The most relevant project on the list. This is the new season of the Explained documentary series, whose authors in half-hourly videos answer simple questions about health, sex, politics and economics in simple language. One of the episodes of last season was devoted to epidemics - in it, Bill Gates and a team of visiting doctors discussed the likelihood that a new pandemic will happen in the next decade. Alas, their predictions came true even faster.
The measures undertaken by various countries to put people under stringent lockdowns to stop the spread of the coronavirus have experienced an unforeseen and unique benefit. The outbreak has, at least in part, contributed to a noticeable drop in pollution and greenhouse gas emissions in some countries.

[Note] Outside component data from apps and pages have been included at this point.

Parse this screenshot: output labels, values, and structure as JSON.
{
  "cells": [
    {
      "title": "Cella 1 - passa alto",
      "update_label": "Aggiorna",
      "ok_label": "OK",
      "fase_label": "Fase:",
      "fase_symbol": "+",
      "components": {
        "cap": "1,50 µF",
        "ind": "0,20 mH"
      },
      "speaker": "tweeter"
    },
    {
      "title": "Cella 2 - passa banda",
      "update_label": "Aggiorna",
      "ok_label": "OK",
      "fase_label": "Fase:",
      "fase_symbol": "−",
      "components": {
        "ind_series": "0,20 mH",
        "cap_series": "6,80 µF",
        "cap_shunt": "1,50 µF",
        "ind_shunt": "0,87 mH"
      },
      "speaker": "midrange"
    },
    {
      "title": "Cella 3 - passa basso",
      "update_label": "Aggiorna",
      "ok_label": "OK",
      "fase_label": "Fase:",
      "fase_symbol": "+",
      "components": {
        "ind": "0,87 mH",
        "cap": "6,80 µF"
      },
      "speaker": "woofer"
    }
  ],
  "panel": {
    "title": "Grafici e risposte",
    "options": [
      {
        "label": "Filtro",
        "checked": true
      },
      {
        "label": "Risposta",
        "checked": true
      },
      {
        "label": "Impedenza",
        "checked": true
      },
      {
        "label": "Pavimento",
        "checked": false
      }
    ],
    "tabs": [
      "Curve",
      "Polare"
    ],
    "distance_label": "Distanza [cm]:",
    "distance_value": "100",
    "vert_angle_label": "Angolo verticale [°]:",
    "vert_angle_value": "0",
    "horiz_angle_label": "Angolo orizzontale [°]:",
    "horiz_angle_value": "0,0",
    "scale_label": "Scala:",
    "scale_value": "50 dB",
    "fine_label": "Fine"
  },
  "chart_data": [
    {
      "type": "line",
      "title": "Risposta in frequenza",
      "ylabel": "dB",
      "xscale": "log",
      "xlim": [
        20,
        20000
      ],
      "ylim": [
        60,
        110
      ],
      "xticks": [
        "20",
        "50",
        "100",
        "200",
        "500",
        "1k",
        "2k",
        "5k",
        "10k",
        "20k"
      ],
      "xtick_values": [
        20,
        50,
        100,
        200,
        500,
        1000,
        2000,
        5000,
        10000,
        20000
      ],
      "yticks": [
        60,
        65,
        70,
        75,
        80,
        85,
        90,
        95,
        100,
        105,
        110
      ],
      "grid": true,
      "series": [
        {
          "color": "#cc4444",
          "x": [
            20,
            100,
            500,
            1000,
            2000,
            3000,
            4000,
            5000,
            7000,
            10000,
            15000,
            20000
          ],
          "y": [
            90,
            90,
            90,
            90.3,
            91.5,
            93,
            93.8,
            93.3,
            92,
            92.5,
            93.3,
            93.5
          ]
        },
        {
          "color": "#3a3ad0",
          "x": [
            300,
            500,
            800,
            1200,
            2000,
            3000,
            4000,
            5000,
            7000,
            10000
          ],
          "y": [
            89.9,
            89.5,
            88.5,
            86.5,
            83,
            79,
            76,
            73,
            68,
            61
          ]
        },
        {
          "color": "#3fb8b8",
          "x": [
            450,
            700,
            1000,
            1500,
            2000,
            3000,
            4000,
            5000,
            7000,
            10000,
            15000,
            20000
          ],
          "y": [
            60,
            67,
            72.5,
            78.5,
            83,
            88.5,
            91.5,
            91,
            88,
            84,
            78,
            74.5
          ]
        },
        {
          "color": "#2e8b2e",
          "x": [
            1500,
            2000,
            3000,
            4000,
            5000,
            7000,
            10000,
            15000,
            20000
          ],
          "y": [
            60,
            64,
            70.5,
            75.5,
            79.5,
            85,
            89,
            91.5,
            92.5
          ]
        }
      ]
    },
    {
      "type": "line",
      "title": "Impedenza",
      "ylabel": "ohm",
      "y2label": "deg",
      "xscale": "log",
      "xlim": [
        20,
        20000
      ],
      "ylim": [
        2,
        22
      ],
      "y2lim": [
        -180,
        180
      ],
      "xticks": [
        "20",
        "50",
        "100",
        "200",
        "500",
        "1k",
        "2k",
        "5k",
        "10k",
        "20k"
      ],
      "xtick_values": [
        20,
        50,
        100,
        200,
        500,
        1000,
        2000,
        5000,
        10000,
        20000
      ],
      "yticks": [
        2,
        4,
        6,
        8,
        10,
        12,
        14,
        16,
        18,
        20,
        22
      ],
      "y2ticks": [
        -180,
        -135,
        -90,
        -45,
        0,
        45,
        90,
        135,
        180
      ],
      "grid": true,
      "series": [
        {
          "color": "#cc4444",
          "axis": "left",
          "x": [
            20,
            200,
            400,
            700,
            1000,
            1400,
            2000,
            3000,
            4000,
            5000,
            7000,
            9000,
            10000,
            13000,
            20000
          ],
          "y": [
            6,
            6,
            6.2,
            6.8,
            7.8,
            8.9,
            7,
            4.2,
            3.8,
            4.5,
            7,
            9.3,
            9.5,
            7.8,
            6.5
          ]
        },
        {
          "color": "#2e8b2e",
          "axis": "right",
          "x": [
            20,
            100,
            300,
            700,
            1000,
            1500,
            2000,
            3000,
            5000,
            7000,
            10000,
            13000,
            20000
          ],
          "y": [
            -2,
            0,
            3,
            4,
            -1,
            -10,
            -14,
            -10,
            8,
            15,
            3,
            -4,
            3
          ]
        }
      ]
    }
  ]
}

“Since the lockdown: Venice's canals have become crystal clear. Italy's coasts have dolphins coming nearer and nearer. Japan now has deer roaming free in the streets, and Thailand: the same with monkeys. China has record-breaking pollution cuts. The Earth has already begun showing signs of amazing things that are happening from the absence of human pollution. What if- and hear me out..- what if the entire human population used this as an opportunity to restart society on a greener, more environmentally conscious foot. What we're seeing in the span of a couple of days is amazing. A pipe dream.” Gina Mayer
The drastic measures enforced by China during the coronavirus outbreak have slashed deadly air pollution, potentially saving the lives of tens of thousands of people, a Stanford University researcher said.
Klopp said the pandemic could make companies and governments realize that other threats to humanity, including climate change, could be the most devastating and harmful.
"As we move to restart these economies, we need to use this moment to think about what we value," she said. "Do we want to go back to the status quo, or do we want to tackle these big structural problems and restructure our economy and reduce emissions and pollution?"
Now we must realize the harmful impacts we made to our planet are the deadliest one, we must understand that we have to stop pollution and finally start being friendly to our planet.
Is the pandemic virus a sign to stop humans actions against planet?
Let’s think about this one more time.